Directions for this task -> Work out how many lines of the records hold the string "vagy", and reply with that number alone.

Supplied entries ->
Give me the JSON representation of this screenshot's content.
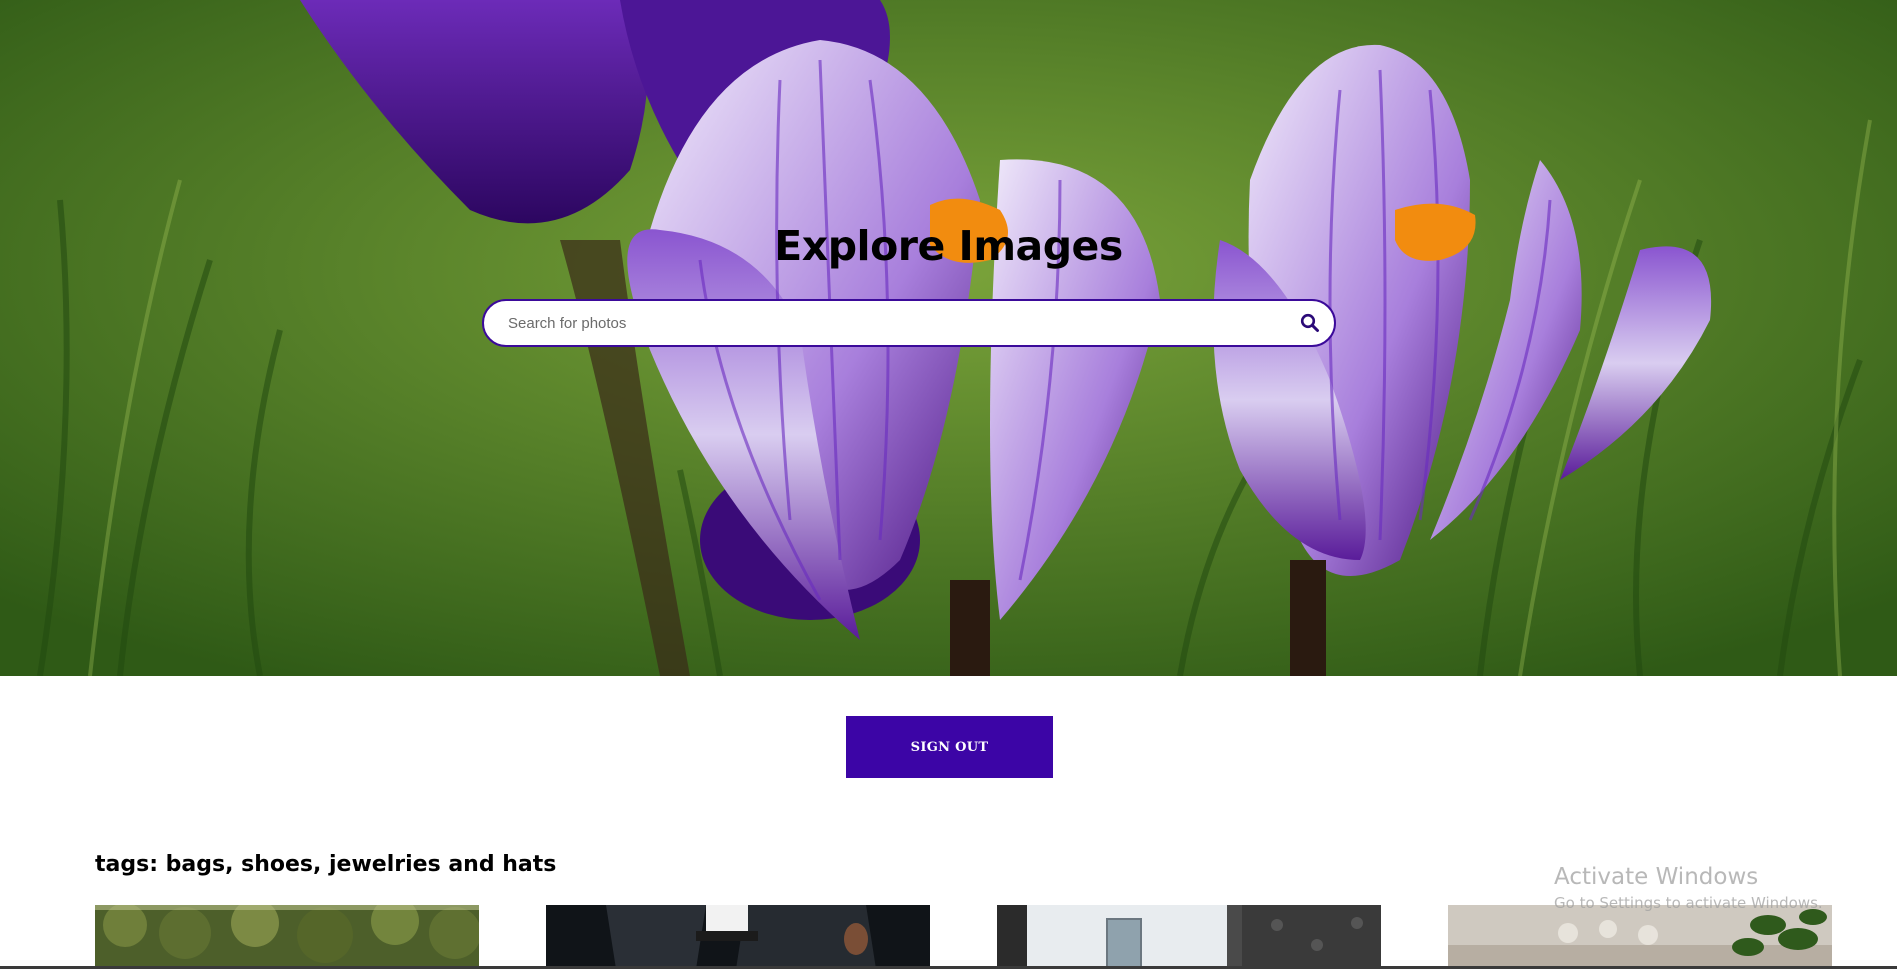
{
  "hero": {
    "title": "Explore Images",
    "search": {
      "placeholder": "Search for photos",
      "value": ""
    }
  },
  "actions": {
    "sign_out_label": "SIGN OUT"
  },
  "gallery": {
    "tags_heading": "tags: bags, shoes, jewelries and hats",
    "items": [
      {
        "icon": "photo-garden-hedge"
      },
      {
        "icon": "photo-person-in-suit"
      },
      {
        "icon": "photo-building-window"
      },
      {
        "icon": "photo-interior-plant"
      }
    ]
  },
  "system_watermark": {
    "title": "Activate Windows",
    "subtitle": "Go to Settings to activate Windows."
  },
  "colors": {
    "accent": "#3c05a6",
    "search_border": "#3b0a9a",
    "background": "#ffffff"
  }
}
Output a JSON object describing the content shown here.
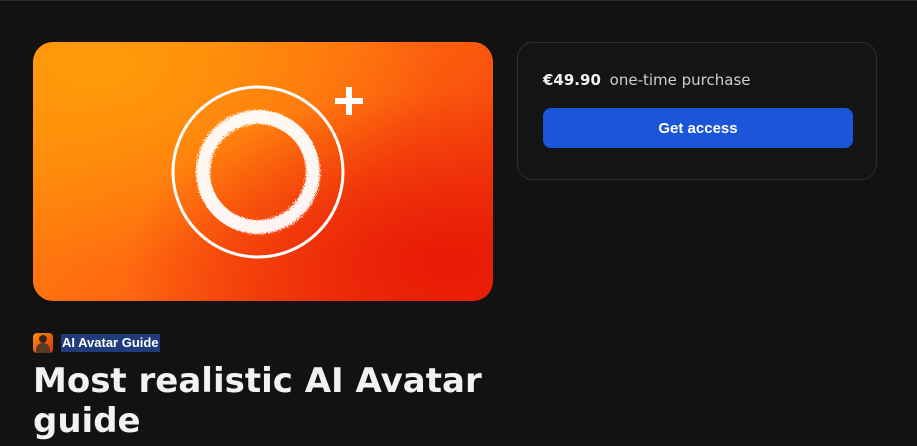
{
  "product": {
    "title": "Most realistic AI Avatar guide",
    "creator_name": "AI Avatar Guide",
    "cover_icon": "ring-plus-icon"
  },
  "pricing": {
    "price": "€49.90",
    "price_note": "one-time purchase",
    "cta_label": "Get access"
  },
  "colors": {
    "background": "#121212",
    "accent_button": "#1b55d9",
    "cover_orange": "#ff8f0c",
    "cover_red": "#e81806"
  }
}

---

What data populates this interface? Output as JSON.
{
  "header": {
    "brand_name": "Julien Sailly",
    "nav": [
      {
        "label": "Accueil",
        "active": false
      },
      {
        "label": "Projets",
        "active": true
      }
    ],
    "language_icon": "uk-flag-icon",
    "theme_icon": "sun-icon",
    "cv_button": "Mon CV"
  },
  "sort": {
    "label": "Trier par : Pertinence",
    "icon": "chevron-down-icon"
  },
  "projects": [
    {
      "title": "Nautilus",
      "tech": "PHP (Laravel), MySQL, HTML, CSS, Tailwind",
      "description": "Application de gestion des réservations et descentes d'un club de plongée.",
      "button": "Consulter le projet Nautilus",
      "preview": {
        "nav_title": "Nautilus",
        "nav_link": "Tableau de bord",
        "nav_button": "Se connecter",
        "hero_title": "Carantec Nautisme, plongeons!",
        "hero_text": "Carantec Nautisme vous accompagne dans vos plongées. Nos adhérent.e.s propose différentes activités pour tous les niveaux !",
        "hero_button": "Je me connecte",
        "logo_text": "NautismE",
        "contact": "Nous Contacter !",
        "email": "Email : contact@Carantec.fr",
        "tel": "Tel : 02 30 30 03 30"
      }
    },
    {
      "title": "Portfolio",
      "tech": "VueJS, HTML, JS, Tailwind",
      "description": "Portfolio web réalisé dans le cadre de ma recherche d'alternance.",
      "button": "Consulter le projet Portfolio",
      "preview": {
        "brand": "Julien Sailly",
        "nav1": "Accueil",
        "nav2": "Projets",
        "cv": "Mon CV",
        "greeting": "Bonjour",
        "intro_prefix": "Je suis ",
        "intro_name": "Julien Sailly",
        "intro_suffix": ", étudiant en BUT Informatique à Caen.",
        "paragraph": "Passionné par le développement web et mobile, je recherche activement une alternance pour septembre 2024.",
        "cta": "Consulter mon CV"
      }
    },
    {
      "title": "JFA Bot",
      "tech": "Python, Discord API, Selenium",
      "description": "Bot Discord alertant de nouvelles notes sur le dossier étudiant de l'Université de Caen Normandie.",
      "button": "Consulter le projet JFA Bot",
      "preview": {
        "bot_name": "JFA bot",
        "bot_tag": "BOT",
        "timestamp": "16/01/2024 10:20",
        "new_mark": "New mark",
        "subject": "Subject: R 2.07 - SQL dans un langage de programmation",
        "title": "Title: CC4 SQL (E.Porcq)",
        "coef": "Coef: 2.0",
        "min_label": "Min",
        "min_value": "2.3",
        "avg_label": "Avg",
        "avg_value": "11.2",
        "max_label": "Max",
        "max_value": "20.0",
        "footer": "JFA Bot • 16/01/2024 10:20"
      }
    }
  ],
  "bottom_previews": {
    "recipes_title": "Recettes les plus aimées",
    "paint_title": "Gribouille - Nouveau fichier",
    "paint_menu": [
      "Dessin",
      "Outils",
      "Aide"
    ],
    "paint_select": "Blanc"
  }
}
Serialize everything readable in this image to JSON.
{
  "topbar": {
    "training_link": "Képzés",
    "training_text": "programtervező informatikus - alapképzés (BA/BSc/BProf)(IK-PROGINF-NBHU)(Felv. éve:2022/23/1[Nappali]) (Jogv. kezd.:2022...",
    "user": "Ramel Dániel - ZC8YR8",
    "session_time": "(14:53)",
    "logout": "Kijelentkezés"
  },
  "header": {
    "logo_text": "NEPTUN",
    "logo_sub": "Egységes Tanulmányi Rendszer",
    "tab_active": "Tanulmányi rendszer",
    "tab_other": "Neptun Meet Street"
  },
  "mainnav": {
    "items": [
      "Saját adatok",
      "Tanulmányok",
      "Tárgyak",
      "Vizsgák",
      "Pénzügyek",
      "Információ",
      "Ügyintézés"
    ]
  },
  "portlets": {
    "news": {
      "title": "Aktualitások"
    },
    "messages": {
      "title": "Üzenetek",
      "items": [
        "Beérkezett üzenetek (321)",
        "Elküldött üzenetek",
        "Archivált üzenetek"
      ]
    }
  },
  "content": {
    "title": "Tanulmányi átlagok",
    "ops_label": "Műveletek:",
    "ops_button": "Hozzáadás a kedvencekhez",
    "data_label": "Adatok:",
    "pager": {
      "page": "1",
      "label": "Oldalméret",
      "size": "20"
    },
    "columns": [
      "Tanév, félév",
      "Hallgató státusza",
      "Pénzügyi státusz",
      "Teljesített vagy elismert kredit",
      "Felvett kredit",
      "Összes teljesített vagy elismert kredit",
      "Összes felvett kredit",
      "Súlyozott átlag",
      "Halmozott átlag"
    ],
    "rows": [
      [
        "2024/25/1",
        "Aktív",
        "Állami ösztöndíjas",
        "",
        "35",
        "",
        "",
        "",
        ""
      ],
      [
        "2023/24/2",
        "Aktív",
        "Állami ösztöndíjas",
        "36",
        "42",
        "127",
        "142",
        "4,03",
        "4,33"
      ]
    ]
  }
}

Reply -> 2